Selecting the female boxer of the year in a British ring was simple: Lauren Price, a Welsh amateur. In a short, packed career of difficult and frustrating fights at major tournaments, where the experienced women swap the gold medals and the officials stick to ancient agendas, Price won the World Championship; previously she had won a bronze at the same event and three bronze medals at the European version. She also won gold at the European Games.
The finish of the year was delivered in late December when Daniel Dubois connected cleanly to send Kyotaro Fujimoto down heavily and disturbingly to rest in a still heap in round two at the Copper Box in east London. Fujimoto was in a dangerous land from the start and he knew it; Dubois finished with the type of ease, precision and power so few heavyweights can combine. In many ways Dubois improved to 14 wins – 13 short – once the bell sounded for the easy night, but that is still the only way to build a heavyweight to last. Remember, no risks, lots of patience and a heavyweight will grow.
The death of Akay Isola was awful news for generations of amateur and professional boxers, some famous, others just influenced. In the mid-Seventies Mr. Akay was forced to build a temporary boxing gym on the landing of his flats in west London after his son, TeeJay, who would as a pro win the British title, was refused entry to a local boxing club because he was black. Isola used every part of his flat for local kids to skip, hit pads, spar and do their groundwork. He was eventually found premises and then he created All Stars boxing club. It is still there and Mr. Akay is proof that unsung heroes are praised each night in thousands of homes by the men they changed and saved.
The year’s number one homecoming was the summer festival in Belfast when Mick Conlan fought outdoors in Falls Park. The field sloped, the ring was held in place by bolts, hope and love and a crowd stood in rapture as Conlan, their idol, walked to the ring with the Belfast hills and Black Mountain forming a majestic backdrop and every soul was singing Grace. It was an emotional night, part of Conlan’s moving journey and he won as expected. The win was only part of the night.
The odd event of the year took place at Bar Sport in Cannock when Scott Welch, former British heavyweight champion, introduced his initiative, wheelchair boxing. It is far more skilful than you think. “It can give you back some of the things you lost,” said Dan Biddle, the most seriously injured survivor of the 7/7 terror attacks. Biddle was ringside and will be back in the gym soon.

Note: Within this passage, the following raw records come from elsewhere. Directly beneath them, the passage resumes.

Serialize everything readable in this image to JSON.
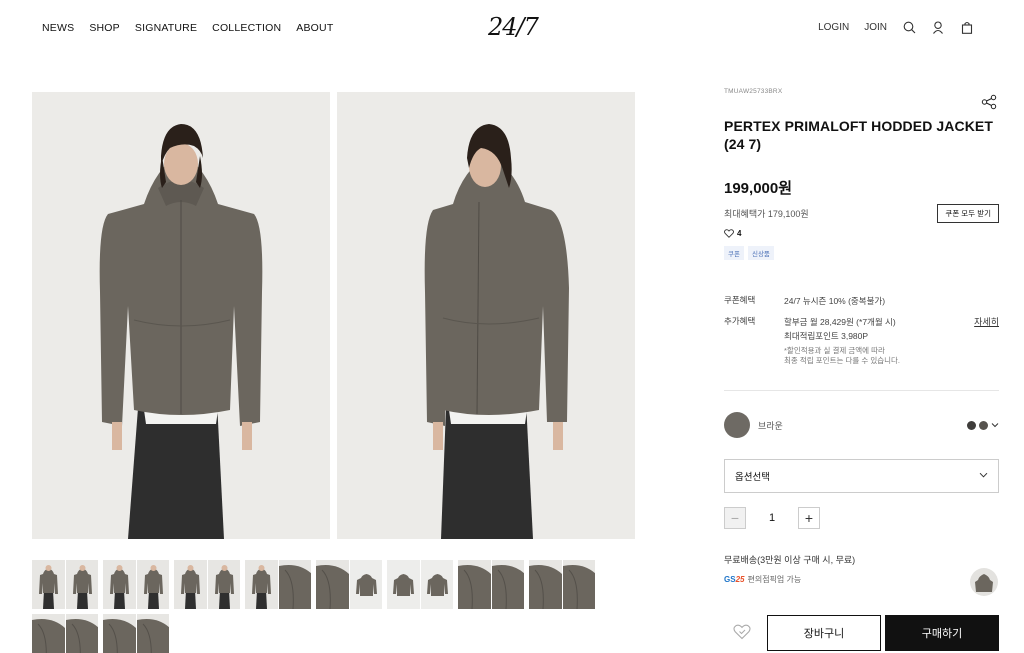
{
  "header": {
    "nav": [
      "NEWS",
      "SHOP",
      "SIGNATURE",
      "COLLECTION",
      "ABOUT"
    ],
    "logo": "24/7",
    "login": "LOGIN",
    "join": "JOIN"
  },
  "icons": {
    "search": "search-icon",
    "account": "user-icon",
    "cart": "bag-icon",
    "share": "share-icon",
    "heart": "heart-icon",
    "chevron": "chevron-down-icon"
  },
  "product": {
    "sku": "TMUAW25733BRX",
    "title": "PERTEX PRIMALOFT HODDED JACKET (24 7)",
    "price": "199,000원",
    "max_benefit": "최대혜택가 179,100원",
    "coupon_all_label": "쿠폰 모두 받기",
    "likes": "4",
    "badges": [
      "쿠폰",
      "신상품"
    ]
  },
  "benefits": {
    "coupon_label": "쿠폰혜택",
    "coupon_value": "24/7 뉴시즌 10% (중복불가)",
    "extra_label": "추가혜택",
    "installment": "할부금 월 28,429원 (*7개월 시)",
    "points": "최대적립포인트 3,980P",
    "more_label": "자세히",
    "note_line1": "*할인적용과 실 결제 금액에 따라",
    "note_line2": "최종 적립 포인트는 다를 수 있습니다."
  },
  "option": {
    "color_name": "브라운",
    "select_placeholder": "옵션선택",
    "quantity": "1",
    "minus": "−",
    "plus": "+"
  },
  "shipping": {
    "free": "무료배송(3만원 이상 구매 시, 무료)",
    "gs_prefix": "GS",
    "gs_num": "25",
    "gs_text": "편의점픽업 가능"
  },
  "actions": {
    "cart": "장바구니",
    "buy": "구매하기"
  },
  "colors": {
    "jacket": "#6b665e",
    "pants": "#2f2f2f",
    "bg": "#ecebe8",
    "thumb_selected": "#e98a2d"
  }
}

The fight of the year was Josh Taylor and Regis Prograis for two of the light-welterweight belts, the Muhammad Ali trophy, plus one other jewellery addition. Both were unbeaten, Prograis was set to become a massive American star and the fight was perfect in every way. Two class boxers, never wasting a shot, constantly changing, moving, showing shots and feinting and then standing toe-to-toe. A joy to watch – Taylor was the right winner on the night at the O2 in October.
The neglected choice during a year when too many boxers were overlooked is Liam Williams, who started with a defence of his British middleweight title and then stopped world-ranked men in back-to-back fights. Williams has stopped or knocked out the last 14 men he has beaten, is ready now and must get a crack at one of the world titles.
The most tearful visitor was Zolani Tete, the fearsome little South African and a night when it all went so horribly wrong in Birmingham in November. Tete lost his WBO bantamweight title when he was stopped in an early shock by Filipino John Riel Casimero. I had to interview Tete in his dressing room after the fight, but for five mins I stood against the door listening to the sobbing, hearing the despair. That was horrible.
Finally, round of the year and event of the year: Anthony Joshua was in both. In June, it was round three at Madison Square Garden and Joshua was over twice after first dropping Andy Ruiz. Then it was rematch and revenge time in Saudi Arabia in December. Joshua made the job easy, Ruiz helped by failing to pass a fridge door. Joshua had three heavyweight titles back, the Saudi fight week was truly unforgettable, the simplicity of the fight was mad.
Apologies to the champions, winners, losers, rejected coaches, drug failures, incompetent officials, charlatans, other liars, miserable sods and just about everybody else I missed from the list. It was a fine year.